The BBC is to screen a Panorama documentary titled Fifa's Dirty Secrets less than three days before football's global governing body votes on the venue for the 2018 World Cup.
The programme, presented by the veteran investigative journalist Andrew Jennings, is being billed within the BBC as an inquiry into "corruption allegations against some of the Fifa officials who will vote on England's World Cup bid", according to internal BBC emails seen by The Independent. Jennings "exposes new evidence of bribery and accuses some executives of taking kickbacks", the emails say.
The timing is hugely contentious. The BBC plans to transmit it at 8.30pm on 29 November, just as Fifa officials and representatives of candidate countries – including Prince William, David Cameron and David Beckham – gather in Zurich for the vote.

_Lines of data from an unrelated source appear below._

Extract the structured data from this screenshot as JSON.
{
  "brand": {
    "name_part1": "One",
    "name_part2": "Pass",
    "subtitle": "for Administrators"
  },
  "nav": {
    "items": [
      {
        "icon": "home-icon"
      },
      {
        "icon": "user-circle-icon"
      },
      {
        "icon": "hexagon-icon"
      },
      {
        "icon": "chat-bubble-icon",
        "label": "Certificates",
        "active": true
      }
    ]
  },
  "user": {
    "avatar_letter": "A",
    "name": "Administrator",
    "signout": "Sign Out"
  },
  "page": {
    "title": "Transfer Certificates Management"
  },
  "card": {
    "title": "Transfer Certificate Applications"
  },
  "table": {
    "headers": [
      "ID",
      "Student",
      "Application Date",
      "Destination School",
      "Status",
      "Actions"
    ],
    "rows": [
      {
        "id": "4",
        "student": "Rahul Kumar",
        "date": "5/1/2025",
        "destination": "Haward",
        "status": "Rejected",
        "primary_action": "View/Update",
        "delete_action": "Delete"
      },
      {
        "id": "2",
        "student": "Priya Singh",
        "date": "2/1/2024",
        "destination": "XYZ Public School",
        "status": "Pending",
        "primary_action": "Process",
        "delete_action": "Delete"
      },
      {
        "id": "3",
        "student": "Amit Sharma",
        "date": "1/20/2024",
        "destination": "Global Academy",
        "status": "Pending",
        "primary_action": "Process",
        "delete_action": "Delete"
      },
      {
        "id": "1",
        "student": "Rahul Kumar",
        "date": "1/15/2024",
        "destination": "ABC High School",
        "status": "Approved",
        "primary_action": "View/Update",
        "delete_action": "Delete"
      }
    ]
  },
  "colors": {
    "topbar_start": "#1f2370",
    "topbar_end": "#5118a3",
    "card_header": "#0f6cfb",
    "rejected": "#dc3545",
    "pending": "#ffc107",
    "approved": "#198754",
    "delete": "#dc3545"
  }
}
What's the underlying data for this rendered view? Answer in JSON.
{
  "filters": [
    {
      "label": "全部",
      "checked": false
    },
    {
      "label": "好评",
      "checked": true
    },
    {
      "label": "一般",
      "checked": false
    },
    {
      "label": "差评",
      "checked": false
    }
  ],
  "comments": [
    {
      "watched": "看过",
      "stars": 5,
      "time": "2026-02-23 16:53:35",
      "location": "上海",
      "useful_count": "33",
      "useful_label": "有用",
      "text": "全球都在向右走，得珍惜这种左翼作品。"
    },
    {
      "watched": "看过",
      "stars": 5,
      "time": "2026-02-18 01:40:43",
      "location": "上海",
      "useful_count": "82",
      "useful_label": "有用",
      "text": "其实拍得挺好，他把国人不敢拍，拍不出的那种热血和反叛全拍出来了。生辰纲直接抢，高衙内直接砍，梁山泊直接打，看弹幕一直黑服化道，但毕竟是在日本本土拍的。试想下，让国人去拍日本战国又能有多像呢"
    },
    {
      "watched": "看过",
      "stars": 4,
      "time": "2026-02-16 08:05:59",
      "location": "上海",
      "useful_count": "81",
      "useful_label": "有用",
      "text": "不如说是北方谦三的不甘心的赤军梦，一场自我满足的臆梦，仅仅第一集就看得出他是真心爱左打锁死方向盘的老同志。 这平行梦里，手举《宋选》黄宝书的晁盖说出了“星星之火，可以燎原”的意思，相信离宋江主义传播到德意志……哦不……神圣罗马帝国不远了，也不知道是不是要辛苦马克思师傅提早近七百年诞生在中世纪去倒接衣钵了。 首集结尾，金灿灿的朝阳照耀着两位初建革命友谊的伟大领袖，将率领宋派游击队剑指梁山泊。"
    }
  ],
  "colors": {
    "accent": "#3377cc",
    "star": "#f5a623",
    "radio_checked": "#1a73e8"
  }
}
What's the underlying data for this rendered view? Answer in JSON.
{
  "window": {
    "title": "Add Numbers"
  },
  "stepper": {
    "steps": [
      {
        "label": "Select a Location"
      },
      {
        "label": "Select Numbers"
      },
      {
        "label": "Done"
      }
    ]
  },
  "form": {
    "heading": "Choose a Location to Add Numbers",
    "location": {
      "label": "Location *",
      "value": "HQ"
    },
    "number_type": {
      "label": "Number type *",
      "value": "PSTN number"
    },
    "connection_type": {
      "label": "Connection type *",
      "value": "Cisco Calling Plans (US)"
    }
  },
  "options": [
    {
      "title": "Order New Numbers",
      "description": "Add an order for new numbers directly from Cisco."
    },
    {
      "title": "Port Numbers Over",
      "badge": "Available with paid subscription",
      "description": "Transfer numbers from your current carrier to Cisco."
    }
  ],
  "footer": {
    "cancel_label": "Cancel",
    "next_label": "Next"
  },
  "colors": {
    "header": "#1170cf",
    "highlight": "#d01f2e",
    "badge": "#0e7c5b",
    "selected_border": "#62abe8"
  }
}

The England 2018 bid team, which is due to make its presentation at 11am on 2 December, is fearful that the programme could scupper hopes of winning a tournament which is estimated to be worth £3bn to the British economy. "This could be the final nail in the coffin," said a source last night.
The bid team will be concerned to learn that Panorama promises that its investigation also covers the "Fifa financial bonanza if England hosts the World Cup" – suggesting the England bid itself comes under scrutiny.
The Fifa president Sepp Blatter, who has the deciding vote in the event of a tied ballot, has a long-held animosity towards Jennings, who is author of a book called Foul! The Secret World of Fifa: Bribes, Vote Rigging and Ticket Scandals. Jennings describes how he confronted the head of Fifa at the Abou Nawas Hotel in Tunisia in 2004, asking difficult questions about payments made to a Fifa official. "I'm not his favourite reporter," he wrote of his relationship with Blatter.
Such is the bid team's concern about the impact of the programme that its chief executive, Andy Anson, visited BBC director general Mark Thompson last week to ask him to move the transmission date. He was given short shrift. "We have been absolutely clear that the editorial independence and impartiality of the BBC is critical and sacrosanct," said a BBC source.
Mr Cameron has been desperately trying to shore up the England bid, mindful of the kudos that Tony Blair enjoyed after helping to win the 2012 Olympics for London. Yesterday in Seoul he went out of his way to meet Chung Mong-joon, vice-president of Fifa and, as president of Korea's FA, one of the 24 members of the executive committee who will decide where the 2018 tournament is played. "I was spending much more time on the World Cup than on the G20," said Mr Cameron.
Mr Blatter was invited to Downing Street last month to hear a presentation on England's bid and meet a delegation that included the Prime Minister, Culture Secretary Jeremy Hunt and the England manager Fabio Capello.
Following an investigation by The Sunday Times last month into alleged Fifa corruption – leading to two executive committee members being suspended – the Fifa president made dark comments about the British media. "One can ask whether such an action is appropriate, trying to set traps for people. It is a deeply rooted problem [with the UK media]," he said. "Who is benefiting from this situation and who is being harmed? We are asking ourselves why did it happen and why did it happen specifically by English journalists? We are looking at that."
The former sports minister Richard Caborn claimed the BBC's decision to screen the programme so close to the crucial vote showed that schedulers were primarily concerned with ratings. He has lobbied the programme makers to delay the transmission date.
Andrew Jennings: The journalist Sepp Blatter loves to hate
Distinguished by his mop of grey hair, Andrew Jennings is a buccaneering investigative reporter with 30 years' experience. He has made sport, and in particular the political chicanery of staging the Olympic Games and the World Cup, his specialist subject. As such he has become the bête noire of Juan Antonio Samaranch, the late former president of the International Olympic Committee (IOC), and more recently of Sepp Blatter, the president of FIFA, who has banned him from his press conferences.
Jennings delights in confronting targets on camera and once challenged a Scotland Yard detective by ambushing him on a country jog and running alongside him in a suit, firing off questions. His award-winning investigation into Olympics corruption in 2000 led to a book, The Great Olympic Swindle. His Panorama programme in 2004 exposed a Bulgarian IOC member accepting bribes for London's Olympic bid.
In his investigations into FIFA, Jennings has previously targeted Jack Warner, the Trinidad & Tobago football executive, who featured in a Panorama investigation, The Beautiful Bung: Corruption and the World Cup, in 2006.
In that programme, over images of Blatter, Jennings said: "This is one of the most unpopular men in world football, and he controls it. His name is Sepp Blatter and his organisation is in a bit of trouble, and I'm another. My name is Andrew Jennings and Mr Blatter can't stand me." After the broadcast of Panorama's FIFA's Dirty Secrets, Blatter is likely to like Jennings even less.